◆ PROBLEM DETAILS
Could you copy each line of the listing below that has the word "privat"?

◆ RECORDED DATA
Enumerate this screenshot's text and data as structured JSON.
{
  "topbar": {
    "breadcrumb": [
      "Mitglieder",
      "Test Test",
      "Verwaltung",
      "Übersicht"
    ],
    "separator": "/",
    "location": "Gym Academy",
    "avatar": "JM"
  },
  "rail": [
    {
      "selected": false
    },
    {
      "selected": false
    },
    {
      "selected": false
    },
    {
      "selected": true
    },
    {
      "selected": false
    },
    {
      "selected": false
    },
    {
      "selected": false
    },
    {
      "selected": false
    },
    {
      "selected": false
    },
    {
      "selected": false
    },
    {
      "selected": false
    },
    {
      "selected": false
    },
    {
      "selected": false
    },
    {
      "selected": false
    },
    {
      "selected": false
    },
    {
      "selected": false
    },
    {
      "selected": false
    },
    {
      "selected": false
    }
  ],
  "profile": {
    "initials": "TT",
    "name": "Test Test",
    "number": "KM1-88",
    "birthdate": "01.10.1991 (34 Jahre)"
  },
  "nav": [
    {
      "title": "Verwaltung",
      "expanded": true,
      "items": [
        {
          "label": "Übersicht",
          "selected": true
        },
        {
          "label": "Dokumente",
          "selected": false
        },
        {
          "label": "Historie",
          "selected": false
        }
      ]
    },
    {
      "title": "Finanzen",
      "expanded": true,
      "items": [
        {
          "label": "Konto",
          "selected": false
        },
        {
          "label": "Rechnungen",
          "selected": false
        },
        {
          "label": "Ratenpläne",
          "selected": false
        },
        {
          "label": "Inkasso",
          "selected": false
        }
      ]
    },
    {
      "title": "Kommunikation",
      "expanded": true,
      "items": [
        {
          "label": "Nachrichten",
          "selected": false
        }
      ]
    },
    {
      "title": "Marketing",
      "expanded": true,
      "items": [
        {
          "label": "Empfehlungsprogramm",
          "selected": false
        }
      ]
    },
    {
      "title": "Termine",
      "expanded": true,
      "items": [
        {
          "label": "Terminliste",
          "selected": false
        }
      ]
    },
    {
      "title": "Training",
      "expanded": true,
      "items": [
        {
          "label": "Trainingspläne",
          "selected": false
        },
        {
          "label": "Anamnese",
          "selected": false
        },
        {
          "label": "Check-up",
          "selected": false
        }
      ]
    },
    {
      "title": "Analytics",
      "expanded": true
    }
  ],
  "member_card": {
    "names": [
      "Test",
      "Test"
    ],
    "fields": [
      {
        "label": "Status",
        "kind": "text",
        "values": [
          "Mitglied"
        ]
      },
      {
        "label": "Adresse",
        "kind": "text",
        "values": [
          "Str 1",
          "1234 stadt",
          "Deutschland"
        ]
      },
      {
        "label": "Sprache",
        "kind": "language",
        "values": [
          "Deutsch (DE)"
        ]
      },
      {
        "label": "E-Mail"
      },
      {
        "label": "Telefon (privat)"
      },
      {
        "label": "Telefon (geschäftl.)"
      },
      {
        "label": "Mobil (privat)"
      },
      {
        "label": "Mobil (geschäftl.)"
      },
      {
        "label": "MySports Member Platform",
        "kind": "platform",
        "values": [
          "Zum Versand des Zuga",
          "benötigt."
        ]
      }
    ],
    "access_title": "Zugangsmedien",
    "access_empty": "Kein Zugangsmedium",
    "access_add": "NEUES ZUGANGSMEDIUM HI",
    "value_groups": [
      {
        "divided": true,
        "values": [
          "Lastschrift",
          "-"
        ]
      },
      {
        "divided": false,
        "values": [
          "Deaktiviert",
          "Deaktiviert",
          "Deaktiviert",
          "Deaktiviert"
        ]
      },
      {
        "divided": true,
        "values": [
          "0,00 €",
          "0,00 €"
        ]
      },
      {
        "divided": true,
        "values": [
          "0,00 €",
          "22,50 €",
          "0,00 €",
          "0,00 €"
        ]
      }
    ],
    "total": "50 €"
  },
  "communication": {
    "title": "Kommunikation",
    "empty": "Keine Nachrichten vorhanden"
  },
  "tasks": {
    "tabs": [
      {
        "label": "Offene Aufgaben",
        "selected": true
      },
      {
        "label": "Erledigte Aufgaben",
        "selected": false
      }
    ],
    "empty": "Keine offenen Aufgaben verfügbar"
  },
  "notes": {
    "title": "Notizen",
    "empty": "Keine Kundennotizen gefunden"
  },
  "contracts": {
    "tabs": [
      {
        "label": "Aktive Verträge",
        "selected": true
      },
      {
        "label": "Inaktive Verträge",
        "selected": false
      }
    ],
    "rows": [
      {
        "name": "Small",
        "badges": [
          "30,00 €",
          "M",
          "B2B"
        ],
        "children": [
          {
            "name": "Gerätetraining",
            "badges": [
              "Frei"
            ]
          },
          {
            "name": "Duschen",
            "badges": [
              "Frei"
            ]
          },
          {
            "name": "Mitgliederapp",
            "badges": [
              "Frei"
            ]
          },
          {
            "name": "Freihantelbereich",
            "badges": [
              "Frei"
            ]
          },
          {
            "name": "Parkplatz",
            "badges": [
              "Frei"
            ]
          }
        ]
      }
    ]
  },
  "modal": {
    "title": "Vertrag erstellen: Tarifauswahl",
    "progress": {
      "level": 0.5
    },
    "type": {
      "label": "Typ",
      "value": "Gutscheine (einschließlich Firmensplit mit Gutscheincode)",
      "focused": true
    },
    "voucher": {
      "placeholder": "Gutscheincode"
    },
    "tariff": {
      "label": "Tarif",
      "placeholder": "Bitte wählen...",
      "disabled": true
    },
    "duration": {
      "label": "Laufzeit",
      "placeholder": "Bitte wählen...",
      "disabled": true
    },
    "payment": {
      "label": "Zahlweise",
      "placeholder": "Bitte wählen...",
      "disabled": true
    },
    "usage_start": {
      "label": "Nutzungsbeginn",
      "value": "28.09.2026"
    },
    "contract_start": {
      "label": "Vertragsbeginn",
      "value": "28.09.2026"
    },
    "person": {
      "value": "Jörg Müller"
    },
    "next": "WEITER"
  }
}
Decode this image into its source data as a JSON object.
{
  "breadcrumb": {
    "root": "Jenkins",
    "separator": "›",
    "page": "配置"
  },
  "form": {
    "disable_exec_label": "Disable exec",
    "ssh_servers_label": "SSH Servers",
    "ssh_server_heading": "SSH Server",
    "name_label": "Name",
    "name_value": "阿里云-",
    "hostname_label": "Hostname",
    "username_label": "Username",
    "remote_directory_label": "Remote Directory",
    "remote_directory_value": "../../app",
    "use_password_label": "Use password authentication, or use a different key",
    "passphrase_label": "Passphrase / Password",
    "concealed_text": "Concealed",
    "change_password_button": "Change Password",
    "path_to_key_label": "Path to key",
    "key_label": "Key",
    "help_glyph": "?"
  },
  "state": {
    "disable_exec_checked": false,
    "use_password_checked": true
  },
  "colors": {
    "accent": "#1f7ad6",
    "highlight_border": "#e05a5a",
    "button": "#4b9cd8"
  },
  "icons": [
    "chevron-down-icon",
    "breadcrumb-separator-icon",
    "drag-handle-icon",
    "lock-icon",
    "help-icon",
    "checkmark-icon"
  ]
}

◆ SOLUTION FOR THIS TASK
        "label": "Telefon (privat)"
        "label": "Mobil (privat)"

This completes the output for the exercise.